[Page and application data records]
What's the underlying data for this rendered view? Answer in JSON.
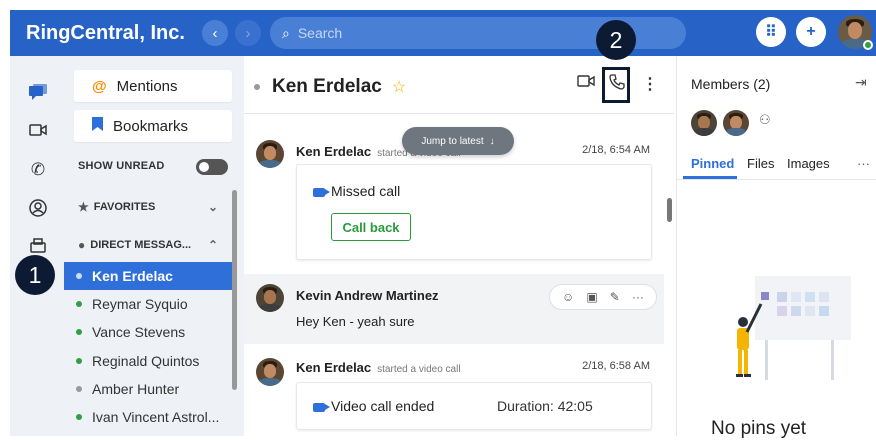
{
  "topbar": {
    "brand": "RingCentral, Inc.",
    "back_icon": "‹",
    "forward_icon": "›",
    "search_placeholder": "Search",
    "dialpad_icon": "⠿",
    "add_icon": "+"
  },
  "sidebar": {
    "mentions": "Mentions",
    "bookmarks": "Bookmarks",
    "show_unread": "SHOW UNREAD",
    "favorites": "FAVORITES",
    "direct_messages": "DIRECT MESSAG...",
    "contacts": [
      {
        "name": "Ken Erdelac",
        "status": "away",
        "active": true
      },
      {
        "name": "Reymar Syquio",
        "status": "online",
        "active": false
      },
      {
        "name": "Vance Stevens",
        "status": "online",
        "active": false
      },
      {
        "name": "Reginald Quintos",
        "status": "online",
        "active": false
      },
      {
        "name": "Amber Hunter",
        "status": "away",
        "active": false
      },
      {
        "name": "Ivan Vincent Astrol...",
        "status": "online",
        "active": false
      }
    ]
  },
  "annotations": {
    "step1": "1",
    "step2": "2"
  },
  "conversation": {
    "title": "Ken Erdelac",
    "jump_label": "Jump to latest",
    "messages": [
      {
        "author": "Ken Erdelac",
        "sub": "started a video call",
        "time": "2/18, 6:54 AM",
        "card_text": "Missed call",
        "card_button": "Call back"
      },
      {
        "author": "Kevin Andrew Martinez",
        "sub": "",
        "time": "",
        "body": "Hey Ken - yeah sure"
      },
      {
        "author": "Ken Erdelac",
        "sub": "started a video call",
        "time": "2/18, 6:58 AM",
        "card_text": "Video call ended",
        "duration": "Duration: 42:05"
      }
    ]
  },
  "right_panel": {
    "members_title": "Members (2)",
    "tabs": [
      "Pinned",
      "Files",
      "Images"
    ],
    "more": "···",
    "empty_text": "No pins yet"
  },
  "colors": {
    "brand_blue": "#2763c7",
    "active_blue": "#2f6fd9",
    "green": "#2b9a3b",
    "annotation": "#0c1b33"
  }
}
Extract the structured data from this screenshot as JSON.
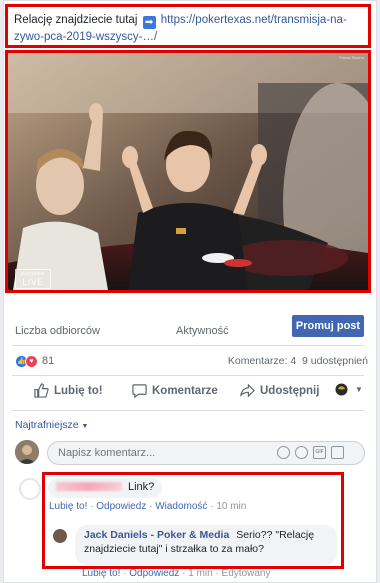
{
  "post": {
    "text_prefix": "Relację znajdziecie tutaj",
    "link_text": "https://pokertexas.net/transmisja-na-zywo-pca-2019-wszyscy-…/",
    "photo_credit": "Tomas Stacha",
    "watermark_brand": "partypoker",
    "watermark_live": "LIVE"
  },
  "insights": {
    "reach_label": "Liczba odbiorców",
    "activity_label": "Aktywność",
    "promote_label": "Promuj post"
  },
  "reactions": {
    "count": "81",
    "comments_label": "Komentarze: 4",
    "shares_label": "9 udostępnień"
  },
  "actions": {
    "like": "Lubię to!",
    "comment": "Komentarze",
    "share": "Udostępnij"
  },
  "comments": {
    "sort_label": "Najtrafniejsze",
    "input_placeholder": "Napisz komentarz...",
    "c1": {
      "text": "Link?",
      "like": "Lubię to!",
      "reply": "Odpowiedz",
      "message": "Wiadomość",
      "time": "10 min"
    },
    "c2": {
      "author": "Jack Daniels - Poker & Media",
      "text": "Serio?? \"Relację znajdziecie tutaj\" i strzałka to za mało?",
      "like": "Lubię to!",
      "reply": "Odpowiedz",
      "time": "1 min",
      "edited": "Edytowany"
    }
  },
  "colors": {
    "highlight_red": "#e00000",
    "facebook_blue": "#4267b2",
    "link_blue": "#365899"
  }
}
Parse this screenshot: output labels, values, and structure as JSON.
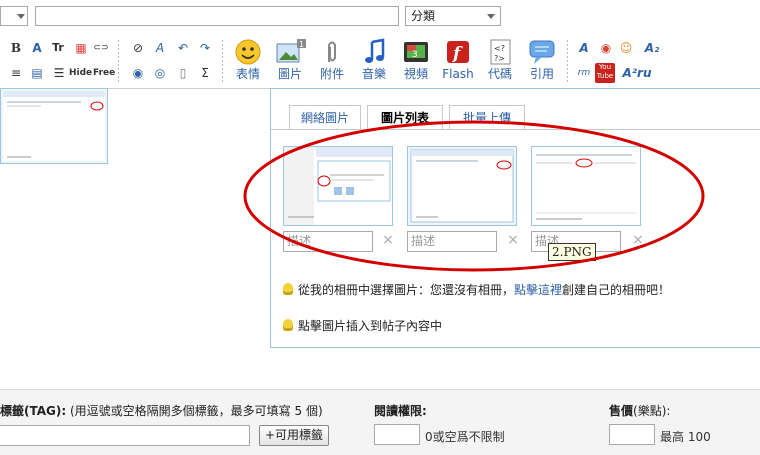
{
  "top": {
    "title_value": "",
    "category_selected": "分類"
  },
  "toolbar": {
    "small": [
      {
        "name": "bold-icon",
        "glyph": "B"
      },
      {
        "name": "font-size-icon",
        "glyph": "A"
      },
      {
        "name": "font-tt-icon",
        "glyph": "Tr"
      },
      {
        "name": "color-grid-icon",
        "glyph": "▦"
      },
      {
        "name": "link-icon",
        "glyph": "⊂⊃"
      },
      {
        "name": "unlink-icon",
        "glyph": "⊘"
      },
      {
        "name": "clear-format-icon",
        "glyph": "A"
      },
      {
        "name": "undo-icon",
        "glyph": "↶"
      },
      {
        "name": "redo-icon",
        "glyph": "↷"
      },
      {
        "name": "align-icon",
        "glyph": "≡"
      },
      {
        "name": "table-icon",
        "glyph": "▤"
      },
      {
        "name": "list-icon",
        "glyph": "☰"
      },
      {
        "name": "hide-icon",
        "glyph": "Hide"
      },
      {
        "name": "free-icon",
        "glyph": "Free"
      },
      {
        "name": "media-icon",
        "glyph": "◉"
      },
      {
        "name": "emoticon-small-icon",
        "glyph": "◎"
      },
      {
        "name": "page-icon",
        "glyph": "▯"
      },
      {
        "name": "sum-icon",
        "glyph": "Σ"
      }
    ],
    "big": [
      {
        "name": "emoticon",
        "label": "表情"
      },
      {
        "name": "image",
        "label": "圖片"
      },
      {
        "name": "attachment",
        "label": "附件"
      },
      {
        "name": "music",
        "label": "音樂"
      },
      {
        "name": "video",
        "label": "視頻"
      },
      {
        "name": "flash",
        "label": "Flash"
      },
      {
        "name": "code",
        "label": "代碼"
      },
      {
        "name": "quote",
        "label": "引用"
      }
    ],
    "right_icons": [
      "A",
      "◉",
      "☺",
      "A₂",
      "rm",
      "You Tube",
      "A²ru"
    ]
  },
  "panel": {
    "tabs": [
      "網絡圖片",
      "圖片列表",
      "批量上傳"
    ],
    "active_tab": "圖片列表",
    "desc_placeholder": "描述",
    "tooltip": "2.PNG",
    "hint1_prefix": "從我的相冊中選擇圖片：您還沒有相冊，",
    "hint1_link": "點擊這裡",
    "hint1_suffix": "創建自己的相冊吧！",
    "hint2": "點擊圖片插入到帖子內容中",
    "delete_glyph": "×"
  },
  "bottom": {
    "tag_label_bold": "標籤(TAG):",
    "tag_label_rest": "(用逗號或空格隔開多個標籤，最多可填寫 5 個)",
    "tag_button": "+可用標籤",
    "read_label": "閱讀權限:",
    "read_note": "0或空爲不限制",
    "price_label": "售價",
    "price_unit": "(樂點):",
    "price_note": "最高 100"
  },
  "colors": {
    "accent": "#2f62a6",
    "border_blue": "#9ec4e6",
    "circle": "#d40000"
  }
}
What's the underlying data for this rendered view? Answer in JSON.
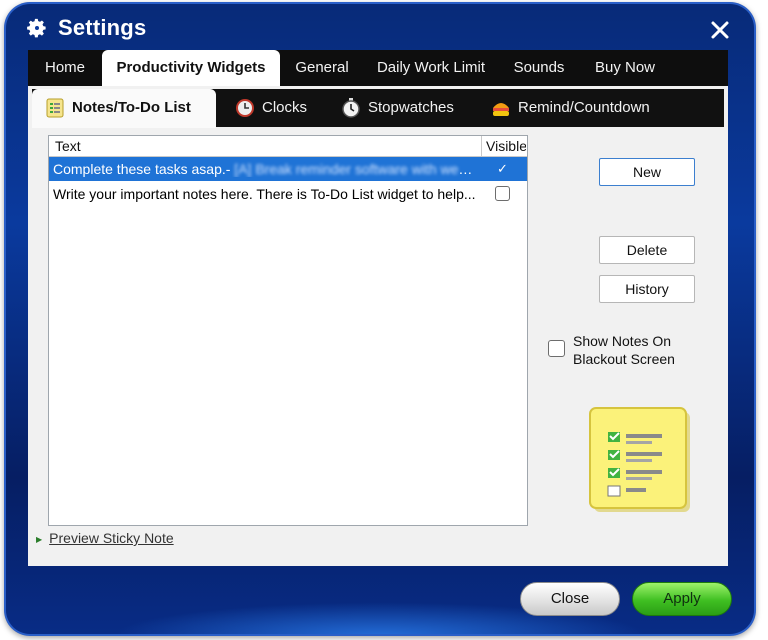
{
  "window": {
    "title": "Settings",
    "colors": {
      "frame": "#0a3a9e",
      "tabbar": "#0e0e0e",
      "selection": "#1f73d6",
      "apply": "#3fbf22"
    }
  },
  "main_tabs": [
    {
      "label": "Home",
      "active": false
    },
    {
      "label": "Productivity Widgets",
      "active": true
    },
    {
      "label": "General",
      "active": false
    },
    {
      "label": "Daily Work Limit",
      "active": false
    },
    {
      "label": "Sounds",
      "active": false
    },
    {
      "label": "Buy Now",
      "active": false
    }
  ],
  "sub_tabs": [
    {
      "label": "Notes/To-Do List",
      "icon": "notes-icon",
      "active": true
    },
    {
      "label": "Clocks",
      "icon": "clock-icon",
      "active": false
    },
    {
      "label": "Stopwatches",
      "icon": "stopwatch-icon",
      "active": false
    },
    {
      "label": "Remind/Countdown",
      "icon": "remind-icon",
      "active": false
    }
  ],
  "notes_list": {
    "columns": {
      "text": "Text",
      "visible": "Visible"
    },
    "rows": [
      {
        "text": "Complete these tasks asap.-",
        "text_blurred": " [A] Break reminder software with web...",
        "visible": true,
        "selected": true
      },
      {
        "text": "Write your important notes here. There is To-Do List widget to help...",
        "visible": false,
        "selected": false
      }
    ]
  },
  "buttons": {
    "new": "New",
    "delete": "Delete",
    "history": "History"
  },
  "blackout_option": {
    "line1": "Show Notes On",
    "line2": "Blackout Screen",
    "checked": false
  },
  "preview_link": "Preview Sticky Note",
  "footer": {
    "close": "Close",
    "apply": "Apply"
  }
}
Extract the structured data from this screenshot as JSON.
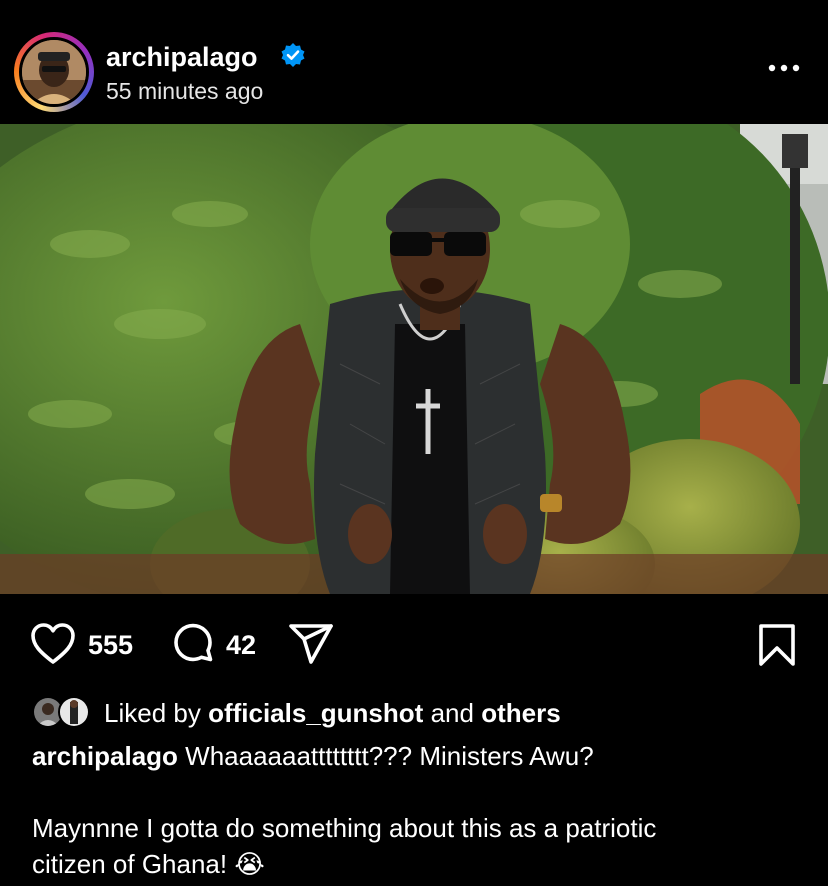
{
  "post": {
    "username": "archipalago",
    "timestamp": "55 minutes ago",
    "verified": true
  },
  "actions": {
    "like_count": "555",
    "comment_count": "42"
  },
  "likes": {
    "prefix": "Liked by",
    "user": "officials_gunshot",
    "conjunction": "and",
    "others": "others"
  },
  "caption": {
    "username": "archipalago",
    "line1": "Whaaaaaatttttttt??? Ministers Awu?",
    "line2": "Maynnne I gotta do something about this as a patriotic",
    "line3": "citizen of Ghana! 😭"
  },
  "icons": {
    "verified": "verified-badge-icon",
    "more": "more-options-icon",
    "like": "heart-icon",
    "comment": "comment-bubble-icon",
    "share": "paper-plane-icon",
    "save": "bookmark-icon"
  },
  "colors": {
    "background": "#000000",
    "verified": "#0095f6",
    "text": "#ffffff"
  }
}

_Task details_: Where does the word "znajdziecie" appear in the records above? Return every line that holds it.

_Exercise answer_:
    "text_prefix": "Relację znajdziecie tutaj",
      "text": "Serio?? \"Relację znajdziecie tutaj\" i strzałka to za mało?",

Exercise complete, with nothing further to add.